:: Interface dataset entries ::

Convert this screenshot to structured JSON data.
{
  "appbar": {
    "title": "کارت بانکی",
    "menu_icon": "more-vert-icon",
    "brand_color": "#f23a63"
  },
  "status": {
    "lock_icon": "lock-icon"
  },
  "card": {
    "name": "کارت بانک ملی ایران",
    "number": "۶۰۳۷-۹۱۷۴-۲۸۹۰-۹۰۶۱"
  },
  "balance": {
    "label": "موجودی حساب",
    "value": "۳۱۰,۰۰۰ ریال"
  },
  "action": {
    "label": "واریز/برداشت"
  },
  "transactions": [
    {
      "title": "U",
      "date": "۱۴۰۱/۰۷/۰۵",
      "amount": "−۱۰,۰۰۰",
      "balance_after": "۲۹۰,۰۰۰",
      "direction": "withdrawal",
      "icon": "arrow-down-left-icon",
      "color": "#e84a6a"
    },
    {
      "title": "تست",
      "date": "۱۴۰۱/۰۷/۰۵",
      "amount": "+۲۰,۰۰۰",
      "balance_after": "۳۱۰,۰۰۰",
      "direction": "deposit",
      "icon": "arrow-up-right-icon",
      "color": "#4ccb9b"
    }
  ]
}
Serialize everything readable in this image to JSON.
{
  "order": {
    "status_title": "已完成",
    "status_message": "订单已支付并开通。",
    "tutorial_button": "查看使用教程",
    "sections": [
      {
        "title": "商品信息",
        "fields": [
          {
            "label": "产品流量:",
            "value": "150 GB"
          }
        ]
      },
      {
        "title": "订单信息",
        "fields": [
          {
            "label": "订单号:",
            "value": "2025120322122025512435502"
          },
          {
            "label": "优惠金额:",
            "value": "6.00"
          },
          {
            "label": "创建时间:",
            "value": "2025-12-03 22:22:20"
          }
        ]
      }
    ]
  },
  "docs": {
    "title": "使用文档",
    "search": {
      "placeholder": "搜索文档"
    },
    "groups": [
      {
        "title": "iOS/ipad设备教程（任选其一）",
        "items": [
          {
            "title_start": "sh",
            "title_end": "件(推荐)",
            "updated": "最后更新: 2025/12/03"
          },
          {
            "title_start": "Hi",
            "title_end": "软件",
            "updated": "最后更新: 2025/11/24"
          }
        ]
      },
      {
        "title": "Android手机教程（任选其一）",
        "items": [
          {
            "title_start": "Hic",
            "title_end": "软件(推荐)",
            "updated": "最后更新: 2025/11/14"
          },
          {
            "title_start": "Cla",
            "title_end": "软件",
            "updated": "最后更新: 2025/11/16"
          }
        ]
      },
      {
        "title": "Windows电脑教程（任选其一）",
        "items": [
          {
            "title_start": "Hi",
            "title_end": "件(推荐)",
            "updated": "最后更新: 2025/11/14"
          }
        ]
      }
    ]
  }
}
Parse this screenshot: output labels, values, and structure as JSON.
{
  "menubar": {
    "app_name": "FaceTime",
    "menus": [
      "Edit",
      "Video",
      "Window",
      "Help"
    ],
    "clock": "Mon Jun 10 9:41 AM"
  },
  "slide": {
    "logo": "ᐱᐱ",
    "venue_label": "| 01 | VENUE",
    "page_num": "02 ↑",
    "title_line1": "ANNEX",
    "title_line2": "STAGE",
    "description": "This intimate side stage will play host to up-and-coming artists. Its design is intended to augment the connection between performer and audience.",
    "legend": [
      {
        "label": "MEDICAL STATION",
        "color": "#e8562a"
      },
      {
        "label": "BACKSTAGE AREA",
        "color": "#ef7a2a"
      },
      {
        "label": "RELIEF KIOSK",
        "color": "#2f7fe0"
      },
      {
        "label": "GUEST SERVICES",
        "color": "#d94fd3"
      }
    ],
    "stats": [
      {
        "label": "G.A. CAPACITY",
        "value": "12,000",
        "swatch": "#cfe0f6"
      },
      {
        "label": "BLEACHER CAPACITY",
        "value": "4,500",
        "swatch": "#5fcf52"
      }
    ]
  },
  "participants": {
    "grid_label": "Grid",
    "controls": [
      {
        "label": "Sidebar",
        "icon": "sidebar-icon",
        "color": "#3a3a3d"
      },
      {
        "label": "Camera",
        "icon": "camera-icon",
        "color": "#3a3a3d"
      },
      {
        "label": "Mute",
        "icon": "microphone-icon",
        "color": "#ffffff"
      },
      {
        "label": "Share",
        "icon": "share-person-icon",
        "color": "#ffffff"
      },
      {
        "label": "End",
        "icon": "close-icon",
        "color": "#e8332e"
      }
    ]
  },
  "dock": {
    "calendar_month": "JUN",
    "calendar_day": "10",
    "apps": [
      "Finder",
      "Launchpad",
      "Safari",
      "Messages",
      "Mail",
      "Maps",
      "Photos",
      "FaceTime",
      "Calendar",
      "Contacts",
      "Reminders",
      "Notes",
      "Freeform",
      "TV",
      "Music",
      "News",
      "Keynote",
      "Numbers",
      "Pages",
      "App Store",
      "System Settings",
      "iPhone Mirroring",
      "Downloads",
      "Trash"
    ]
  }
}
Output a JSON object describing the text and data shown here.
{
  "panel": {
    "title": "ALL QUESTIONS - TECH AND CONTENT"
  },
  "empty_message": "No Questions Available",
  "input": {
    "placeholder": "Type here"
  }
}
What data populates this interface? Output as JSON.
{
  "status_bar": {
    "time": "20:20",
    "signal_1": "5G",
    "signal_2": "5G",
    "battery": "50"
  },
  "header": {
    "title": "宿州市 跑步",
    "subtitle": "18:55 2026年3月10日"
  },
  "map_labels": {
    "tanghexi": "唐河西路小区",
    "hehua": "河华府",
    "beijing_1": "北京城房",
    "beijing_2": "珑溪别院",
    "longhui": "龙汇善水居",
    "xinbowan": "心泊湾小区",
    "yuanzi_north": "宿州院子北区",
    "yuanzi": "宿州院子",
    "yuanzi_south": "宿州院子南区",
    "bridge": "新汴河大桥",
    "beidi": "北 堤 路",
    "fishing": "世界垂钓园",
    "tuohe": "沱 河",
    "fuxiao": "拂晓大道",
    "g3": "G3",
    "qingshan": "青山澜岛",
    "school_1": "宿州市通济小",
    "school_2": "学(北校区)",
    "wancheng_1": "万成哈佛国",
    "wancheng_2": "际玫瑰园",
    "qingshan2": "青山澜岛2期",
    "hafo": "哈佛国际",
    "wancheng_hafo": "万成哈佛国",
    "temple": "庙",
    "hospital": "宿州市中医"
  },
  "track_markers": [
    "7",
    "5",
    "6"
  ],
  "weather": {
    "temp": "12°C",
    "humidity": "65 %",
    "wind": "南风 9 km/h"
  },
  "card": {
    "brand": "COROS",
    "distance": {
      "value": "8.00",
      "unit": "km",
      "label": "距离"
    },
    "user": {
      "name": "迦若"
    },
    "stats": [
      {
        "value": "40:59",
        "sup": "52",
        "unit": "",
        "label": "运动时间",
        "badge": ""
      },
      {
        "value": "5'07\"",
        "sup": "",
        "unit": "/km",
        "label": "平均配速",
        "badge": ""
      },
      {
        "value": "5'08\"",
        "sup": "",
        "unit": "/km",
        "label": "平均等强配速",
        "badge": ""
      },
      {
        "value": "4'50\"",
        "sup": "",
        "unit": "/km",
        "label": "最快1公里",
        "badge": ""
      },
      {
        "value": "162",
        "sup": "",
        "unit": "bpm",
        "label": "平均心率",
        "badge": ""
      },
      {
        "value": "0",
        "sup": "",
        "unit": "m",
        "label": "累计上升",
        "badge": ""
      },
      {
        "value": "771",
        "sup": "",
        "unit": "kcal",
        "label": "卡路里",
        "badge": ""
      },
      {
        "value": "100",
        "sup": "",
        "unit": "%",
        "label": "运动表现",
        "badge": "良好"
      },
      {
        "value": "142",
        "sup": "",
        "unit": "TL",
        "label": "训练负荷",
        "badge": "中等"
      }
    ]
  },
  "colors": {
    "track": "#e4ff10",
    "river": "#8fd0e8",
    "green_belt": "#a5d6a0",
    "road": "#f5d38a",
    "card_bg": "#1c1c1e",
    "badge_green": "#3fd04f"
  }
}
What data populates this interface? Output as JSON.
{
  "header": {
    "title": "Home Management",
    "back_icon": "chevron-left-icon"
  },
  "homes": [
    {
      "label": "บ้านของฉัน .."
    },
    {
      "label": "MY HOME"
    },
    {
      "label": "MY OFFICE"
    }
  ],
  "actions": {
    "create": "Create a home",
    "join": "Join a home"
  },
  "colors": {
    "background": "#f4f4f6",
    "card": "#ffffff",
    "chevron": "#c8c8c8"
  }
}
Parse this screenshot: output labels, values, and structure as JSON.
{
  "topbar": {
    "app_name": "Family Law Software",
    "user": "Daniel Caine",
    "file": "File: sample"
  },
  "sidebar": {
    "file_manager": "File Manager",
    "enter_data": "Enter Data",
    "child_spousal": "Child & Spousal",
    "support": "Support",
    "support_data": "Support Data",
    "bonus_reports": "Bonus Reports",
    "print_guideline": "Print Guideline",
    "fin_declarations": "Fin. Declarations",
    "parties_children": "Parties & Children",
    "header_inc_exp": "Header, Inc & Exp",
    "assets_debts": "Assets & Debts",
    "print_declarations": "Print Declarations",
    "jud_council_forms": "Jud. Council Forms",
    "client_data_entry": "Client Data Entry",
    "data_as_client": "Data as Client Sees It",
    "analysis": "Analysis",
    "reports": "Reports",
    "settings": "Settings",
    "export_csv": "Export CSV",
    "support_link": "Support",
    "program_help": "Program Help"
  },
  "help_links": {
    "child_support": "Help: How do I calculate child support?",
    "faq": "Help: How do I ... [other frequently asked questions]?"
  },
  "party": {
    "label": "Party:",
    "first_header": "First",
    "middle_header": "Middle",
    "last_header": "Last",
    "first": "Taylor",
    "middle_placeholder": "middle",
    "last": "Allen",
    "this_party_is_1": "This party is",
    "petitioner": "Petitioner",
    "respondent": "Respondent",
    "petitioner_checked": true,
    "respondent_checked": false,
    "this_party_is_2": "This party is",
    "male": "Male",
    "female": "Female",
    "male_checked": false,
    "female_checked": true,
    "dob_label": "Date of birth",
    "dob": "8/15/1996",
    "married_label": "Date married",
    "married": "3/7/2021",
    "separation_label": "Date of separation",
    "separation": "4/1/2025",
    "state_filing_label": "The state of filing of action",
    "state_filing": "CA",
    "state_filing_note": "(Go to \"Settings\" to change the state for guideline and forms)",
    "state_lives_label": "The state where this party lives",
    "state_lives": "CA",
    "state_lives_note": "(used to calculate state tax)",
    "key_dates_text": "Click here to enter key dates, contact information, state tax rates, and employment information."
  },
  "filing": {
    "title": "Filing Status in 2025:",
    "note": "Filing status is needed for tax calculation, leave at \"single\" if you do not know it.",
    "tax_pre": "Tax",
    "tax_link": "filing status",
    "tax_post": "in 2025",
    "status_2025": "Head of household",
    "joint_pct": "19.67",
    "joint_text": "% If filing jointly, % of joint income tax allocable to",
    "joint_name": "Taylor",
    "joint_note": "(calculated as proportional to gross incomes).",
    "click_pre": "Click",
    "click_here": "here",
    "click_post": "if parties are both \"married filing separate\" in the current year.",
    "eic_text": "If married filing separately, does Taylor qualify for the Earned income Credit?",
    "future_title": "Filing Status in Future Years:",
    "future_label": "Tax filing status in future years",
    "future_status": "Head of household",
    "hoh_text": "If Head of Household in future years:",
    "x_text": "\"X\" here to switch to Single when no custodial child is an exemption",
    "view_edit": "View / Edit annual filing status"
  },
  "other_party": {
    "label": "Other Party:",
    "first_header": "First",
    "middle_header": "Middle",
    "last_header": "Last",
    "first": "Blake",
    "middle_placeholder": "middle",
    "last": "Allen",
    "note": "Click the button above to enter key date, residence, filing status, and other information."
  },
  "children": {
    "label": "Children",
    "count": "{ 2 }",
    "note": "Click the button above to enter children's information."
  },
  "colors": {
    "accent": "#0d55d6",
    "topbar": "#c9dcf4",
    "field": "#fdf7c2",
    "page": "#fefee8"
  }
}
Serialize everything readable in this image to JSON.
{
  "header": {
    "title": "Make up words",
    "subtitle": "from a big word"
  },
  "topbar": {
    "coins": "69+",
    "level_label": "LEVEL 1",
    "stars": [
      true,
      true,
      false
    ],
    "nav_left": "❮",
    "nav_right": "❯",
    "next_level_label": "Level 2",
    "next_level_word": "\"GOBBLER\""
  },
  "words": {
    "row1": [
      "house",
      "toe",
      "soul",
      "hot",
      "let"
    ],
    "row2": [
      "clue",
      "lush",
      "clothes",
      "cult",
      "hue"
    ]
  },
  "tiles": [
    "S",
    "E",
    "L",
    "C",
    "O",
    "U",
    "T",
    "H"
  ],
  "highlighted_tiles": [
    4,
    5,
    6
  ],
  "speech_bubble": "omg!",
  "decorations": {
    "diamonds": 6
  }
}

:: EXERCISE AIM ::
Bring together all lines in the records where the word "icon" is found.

:: REPLY ::
    "menu_icon": "more-vert-icon",
    "lock_icon": "lock-icon"
      "icon": "arrow-down-left-icon",
      "icon": "arrow-up-right-icon",
        "icon": "sidebar-icon",
        "icon": "camera-icon",
        "icon": "microphone-icon",
        "icon": "share-person-icon",
        "icon": "close-icon",
    "back_icon": "chevron-left-icon"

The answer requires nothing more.